**Required action**: For the data below, give the number of lines in which "선택하다" occurs. Include nothing besides that number.

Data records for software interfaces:
== Segment start ==

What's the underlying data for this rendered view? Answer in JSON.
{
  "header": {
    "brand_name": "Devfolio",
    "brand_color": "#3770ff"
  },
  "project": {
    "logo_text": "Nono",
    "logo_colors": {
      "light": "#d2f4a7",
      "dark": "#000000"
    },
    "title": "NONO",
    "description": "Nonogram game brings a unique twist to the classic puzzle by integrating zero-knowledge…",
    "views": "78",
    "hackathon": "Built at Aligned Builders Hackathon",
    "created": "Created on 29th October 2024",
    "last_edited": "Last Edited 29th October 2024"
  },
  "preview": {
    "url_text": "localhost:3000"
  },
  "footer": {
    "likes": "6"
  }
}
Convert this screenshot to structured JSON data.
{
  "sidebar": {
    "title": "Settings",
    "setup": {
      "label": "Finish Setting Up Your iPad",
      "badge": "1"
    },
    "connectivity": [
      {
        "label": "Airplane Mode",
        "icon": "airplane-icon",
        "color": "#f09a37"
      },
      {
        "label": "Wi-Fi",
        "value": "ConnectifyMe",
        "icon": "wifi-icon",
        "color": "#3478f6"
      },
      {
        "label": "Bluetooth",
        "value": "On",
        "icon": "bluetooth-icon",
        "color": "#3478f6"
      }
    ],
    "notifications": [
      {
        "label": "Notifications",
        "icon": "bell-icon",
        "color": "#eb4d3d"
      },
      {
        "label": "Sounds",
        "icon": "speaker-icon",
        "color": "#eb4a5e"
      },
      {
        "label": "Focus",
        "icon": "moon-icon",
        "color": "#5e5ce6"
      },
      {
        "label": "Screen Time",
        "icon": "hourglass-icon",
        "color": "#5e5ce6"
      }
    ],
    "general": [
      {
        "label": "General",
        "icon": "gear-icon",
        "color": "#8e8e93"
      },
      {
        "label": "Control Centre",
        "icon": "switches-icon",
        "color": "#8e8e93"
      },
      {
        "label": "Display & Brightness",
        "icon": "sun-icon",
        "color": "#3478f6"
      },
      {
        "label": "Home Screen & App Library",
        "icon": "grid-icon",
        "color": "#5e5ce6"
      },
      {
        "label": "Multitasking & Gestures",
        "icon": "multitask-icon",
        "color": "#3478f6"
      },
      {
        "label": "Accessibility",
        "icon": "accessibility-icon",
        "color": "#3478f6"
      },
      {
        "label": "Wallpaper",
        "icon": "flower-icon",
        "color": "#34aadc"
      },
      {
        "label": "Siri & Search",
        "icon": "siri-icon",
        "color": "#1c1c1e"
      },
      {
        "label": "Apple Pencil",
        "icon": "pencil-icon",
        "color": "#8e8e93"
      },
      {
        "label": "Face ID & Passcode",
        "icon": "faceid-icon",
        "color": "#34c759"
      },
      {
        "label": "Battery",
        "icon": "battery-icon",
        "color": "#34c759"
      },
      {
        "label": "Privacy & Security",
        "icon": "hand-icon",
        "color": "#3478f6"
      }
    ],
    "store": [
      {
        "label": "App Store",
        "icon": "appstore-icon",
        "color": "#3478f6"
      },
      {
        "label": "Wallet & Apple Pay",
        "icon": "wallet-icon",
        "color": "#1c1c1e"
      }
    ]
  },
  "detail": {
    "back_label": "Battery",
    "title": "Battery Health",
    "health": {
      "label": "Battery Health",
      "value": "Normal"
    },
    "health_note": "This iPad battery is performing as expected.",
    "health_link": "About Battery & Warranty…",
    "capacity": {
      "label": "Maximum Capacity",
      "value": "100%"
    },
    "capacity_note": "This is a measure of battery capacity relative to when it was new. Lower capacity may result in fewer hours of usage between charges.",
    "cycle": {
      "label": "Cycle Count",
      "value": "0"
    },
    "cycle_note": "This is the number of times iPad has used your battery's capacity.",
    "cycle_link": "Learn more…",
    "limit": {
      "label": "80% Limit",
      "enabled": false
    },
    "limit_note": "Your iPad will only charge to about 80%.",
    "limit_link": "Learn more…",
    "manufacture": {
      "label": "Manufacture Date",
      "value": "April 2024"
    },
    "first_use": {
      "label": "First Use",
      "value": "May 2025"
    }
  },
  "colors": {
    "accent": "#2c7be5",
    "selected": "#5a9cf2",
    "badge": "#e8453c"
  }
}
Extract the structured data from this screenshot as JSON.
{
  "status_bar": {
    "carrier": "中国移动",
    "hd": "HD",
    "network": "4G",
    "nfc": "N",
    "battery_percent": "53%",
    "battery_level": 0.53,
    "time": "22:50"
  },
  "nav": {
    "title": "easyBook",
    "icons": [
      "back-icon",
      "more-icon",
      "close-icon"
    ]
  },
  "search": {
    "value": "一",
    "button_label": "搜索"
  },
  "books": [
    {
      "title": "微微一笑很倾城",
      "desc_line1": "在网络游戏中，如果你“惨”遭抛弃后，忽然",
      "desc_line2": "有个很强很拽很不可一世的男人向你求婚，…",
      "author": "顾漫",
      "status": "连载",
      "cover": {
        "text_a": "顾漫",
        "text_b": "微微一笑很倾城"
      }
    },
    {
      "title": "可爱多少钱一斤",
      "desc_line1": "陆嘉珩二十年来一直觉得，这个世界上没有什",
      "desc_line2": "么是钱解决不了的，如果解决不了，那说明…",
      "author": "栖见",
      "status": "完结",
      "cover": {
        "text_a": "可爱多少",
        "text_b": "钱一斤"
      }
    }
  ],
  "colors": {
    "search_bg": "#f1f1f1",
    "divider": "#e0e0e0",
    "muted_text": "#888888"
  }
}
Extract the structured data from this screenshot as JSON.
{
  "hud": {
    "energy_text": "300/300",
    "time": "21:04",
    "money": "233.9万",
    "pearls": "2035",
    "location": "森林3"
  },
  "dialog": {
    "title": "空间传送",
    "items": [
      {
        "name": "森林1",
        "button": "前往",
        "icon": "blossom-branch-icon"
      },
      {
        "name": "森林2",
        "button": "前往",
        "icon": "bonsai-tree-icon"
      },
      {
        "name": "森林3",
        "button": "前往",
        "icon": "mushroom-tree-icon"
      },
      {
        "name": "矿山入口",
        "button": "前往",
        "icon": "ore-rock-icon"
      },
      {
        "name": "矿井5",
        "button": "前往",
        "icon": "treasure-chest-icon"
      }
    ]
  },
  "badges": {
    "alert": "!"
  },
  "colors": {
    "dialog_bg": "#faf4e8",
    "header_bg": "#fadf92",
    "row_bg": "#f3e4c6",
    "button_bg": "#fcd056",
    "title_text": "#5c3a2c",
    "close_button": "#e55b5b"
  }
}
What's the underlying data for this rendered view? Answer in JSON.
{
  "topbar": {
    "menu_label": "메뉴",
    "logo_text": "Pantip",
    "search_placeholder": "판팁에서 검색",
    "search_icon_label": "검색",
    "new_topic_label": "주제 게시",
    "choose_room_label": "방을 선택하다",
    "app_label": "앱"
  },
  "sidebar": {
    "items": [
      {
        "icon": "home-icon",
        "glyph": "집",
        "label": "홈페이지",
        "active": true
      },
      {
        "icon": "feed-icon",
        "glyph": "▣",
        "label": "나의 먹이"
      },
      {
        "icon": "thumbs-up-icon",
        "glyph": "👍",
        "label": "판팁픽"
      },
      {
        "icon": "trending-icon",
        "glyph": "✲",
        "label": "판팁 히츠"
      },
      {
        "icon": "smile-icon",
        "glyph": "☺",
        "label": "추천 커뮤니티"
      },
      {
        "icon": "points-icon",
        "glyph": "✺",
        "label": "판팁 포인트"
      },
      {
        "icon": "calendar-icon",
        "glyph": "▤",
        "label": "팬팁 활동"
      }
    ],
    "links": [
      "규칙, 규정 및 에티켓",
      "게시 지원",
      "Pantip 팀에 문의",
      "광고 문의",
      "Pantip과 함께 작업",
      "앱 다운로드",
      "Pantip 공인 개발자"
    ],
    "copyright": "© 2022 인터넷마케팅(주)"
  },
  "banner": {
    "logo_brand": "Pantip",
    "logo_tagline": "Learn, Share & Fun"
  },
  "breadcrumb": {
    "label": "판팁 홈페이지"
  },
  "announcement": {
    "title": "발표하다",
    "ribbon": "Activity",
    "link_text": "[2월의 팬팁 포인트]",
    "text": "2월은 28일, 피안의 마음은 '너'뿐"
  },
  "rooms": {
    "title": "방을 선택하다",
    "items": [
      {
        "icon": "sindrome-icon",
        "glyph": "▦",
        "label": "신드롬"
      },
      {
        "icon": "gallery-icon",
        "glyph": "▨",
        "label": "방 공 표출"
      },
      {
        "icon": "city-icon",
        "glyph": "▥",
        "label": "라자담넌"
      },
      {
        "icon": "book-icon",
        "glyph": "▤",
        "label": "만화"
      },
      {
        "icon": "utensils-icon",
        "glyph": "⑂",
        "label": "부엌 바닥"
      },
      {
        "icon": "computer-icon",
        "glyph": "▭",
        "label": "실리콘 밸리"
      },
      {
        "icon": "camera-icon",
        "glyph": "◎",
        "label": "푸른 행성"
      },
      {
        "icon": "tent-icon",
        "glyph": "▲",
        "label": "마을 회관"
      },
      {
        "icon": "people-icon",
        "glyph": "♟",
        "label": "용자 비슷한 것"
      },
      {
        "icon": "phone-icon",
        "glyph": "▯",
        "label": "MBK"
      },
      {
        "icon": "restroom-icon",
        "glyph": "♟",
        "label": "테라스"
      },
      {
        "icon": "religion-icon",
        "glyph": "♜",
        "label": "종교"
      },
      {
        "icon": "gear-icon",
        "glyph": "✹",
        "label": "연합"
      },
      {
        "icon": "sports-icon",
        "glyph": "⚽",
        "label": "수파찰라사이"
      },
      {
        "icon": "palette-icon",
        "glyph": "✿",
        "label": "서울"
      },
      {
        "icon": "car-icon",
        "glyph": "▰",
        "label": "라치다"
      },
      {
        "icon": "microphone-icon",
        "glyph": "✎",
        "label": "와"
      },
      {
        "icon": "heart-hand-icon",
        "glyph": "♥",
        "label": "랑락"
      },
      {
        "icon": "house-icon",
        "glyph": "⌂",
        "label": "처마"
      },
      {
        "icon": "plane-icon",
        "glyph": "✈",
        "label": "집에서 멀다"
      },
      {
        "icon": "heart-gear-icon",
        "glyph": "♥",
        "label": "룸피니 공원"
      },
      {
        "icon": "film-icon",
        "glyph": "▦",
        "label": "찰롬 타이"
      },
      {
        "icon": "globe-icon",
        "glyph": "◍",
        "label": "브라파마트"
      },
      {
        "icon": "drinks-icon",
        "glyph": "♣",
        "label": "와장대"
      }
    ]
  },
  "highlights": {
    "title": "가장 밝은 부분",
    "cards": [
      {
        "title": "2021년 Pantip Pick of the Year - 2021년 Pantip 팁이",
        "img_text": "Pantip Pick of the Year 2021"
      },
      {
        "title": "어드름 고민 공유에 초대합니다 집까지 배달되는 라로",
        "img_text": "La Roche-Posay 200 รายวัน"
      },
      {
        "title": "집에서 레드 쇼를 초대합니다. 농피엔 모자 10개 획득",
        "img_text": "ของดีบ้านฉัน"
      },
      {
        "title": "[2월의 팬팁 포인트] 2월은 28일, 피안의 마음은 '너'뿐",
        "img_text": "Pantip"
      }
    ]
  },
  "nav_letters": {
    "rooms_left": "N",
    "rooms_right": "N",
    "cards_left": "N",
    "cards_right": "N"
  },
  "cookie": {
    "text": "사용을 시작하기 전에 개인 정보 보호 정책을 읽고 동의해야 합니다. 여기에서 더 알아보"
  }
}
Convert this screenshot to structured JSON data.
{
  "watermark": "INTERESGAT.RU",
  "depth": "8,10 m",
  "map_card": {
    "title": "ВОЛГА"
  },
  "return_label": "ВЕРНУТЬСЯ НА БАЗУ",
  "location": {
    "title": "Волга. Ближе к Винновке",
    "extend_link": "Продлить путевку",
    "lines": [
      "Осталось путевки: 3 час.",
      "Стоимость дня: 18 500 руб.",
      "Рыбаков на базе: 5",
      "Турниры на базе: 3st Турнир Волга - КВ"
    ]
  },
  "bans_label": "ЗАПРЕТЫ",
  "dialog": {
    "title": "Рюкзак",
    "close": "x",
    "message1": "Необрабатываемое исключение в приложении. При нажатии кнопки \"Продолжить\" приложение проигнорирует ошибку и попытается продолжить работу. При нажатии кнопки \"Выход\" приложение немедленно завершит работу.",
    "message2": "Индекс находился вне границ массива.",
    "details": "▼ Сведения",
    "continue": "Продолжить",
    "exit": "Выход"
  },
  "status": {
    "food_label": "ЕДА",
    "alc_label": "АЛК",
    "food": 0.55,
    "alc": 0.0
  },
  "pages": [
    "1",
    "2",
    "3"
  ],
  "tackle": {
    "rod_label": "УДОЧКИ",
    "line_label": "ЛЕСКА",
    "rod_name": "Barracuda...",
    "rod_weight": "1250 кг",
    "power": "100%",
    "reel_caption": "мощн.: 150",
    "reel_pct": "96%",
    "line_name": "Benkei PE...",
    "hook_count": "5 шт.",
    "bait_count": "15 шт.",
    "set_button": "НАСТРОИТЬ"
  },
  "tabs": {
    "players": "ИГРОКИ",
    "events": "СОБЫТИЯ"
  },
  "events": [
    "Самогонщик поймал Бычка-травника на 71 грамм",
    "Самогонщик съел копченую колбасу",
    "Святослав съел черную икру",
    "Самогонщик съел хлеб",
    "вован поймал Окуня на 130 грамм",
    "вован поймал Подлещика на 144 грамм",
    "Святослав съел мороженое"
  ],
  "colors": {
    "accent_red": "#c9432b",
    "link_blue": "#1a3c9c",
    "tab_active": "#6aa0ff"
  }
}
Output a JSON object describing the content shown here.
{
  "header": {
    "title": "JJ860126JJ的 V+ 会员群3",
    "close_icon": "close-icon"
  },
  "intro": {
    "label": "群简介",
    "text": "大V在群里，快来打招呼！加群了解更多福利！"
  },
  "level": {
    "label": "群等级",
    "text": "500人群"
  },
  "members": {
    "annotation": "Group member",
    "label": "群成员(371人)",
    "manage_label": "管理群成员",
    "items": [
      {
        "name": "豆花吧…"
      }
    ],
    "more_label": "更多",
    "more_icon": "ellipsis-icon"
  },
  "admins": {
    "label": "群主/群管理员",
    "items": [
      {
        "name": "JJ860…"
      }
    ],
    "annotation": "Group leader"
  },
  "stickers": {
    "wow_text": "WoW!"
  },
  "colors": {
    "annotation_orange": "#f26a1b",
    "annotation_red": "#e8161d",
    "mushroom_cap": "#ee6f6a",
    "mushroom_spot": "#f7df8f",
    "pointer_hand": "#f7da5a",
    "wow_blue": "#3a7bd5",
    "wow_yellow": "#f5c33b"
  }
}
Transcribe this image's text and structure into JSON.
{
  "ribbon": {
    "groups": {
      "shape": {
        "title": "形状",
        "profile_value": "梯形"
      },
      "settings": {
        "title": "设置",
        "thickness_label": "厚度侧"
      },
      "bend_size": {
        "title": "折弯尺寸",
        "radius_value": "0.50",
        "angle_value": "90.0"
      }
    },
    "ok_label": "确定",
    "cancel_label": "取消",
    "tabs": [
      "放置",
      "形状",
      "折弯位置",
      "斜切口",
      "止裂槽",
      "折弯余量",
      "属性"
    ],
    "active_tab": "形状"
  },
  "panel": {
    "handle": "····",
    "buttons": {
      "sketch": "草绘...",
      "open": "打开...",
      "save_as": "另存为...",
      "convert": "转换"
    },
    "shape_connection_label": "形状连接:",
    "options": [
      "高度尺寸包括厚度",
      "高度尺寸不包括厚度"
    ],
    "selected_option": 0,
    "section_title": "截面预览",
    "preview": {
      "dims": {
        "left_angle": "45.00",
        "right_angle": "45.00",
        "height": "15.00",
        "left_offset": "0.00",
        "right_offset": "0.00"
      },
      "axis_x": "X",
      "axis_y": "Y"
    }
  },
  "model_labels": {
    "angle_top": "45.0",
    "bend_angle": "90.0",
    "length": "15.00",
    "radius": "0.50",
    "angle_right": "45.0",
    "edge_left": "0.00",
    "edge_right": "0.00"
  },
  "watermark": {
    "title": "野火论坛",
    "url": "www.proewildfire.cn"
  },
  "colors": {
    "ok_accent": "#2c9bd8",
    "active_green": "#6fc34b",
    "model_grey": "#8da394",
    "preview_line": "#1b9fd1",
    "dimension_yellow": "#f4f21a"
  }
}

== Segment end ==

**Worked solution**: 2